The bridge was completed in 2003 and enabled tourists to visit the popular Hidd waterpark on the small island, which is also one of Bahrain’s major tourist attractions. But the bridge itself attracts visitors from all walks of life and is an interesting place to visit.
If you arrive at the bridge in the early morning or late evening, you can watch the many fishermen vying for their catch in the Gulf below. What’s more, it’s a wonderful place to watch the sunset over Manama’s skyscrapers and is the perfect place to take some selfies with loved ones to capture the beauty of the capital city.
photography by: Chris Price
Perhaps the most stunning beaches in all of Bahrain can be found on the Nurana islands, two artificial outcrops that are a fifteen-minute drive west of Manama. The islands are a popular destination with joggers, cyclists, and even horseback riders, and it’s the ideal place to get out of the hectic scenery of the city.
The turquoise blue waters of the Gulf are used by both fishermen and water-sports enthusiasts, and you can even buy fresh fish pulled directly from the sea. You can also pick an isolated spot and spend the night star gazing, enjoying the peace and tranquillity of nature so close to the thriving metropolis of Manama.
If you visit the Nurana islands, make sure you take your camera or smartphone along with you, as the photo opportunities are not to be missed. Looking back to Manama, you can capture stunning cityscapes, or turning your attention to the Gulf you can snap images of the various boats that are silhouetted against the early evening sky.
For centuries, camels have been integral to life for people living in and around the desert. The Royal Camel Farm provides visitors with an incredible insight into one of the most significant aspects of Bahraini culture, and you can visit the more than 600 camels that call the farm home.
Sheikh Mohammad created the farm in order to preserve camels in Bahrain, as their numbers dwindled as fewer people relied on them for transport across the desert as other means became widely available.
In Bahraini culture, camels are still seen as a symbol of power, wealth, and fertility, and many of the camels at the farm are owned by some of the wealthiest families in all of Bahrain. A visit to the farm is a rare opportunity to closely interact with camels, including caressing, riding, taking selfies even sip a camel milk if you come early enough.
photography by: Beireke1

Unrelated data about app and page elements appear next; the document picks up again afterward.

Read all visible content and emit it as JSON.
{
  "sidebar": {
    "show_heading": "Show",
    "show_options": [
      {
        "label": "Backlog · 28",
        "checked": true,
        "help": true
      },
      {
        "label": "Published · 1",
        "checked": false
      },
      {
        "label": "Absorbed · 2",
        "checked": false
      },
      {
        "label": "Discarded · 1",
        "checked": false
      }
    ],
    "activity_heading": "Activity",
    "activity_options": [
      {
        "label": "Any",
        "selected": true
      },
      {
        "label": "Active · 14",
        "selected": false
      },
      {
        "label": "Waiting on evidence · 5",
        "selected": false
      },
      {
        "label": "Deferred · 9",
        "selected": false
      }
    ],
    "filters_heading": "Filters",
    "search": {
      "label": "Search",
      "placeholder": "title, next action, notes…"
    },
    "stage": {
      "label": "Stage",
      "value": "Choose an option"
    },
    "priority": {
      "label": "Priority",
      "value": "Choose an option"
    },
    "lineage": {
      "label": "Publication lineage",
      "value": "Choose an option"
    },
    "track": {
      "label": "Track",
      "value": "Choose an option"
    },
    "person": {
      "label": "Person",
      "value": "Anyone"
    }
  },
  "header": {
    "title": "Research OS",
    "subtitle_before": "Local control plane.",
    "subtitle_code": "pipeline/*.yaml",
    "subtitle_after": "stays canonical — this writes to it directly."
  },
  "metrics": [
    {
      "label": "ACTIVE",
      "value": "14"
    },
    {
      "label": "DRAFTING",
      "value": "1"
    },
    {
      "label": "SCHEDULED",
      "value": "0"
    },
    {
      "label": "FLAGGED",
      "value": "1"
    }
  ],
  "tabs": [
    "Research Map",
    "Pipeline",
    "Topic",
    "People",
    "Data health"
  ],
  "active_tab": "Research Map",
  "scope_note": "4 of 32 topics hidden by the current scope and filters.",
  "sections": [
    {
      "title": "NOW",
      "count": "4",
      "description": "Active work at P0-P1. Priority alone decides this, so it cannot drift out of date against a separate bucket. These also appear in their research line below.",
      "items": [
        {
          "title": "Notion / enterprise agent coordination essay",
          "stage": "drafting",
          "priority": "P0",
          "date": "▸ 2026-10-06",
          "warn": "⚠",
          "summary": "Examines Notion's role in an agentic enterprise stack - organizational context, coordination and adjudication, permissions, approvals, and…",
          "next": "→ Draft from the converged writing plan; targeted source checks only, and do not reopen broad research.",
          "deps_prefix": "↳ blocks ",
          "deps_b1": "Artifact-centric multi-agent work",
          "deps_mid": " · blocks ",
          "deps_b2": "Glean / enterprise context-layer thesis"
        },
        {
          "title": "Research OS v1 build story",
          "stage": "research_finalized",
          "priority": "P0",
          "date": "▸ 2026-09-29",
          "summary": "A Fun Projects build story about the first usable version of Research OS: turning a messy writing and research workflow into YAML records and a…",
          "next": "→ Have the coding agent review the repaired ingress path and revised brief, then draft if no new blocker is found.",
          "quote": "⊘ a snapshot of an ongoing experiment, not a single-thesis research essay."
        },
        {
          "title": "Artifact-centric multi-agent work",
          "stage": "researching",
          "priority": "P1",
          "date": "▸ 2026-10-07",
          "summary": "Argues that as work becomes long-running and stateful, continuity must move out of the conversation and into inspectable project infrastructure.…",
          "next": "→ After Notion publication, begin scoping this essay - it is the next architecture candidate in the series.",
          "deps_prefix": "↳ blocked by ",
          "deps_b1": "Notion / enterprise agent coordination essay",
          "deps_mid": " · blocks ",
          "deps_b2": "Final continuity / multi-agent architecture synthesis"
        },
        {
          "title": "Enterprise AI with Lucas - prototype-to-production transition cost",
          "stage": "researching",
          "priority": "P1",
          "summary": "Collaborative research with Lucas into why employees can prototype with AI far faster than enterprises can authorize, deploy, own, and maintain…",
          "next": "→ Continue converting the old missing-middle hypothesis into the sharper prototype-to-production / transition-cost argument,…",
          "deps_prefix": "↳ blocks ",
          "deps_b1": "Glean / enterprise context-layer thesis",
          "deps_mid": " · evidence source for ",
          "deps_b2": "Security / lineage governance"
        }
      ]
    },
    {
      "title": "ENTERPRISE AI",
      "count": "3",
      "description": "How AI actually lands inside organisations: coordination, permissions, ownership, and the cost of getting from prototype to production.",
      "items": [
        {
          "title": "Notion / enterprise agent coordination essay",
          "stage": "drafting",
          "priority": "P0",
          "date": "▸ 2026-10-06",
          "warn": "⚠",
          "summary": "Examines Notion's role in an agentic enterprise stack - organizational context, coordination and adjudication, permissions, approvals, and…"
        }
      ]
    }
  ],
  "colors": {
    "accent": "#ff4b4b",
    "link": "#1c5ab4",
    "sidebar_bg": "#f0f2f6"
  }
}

Commissioned in 2001, the GPIC bird sanctuary exists to protect all native and migratory bird species in Bahrain. Their work has helped to protect flamingos that returned to the waters in the year the sanctuary was commissioned.
The sanctuary provides a small nesting area and a freshwater pond to ensure that birds can enjoy a natural habitat, and the sanctuary has seen an increase in numbers of Western Reef Herons, Collared Doves, and Hoopoes, as well as many other species.
The sanctuary provides excellent viewing for birders and shows visitors the incredible variety of birdlife that populates the shores of the Bahraini archipelago.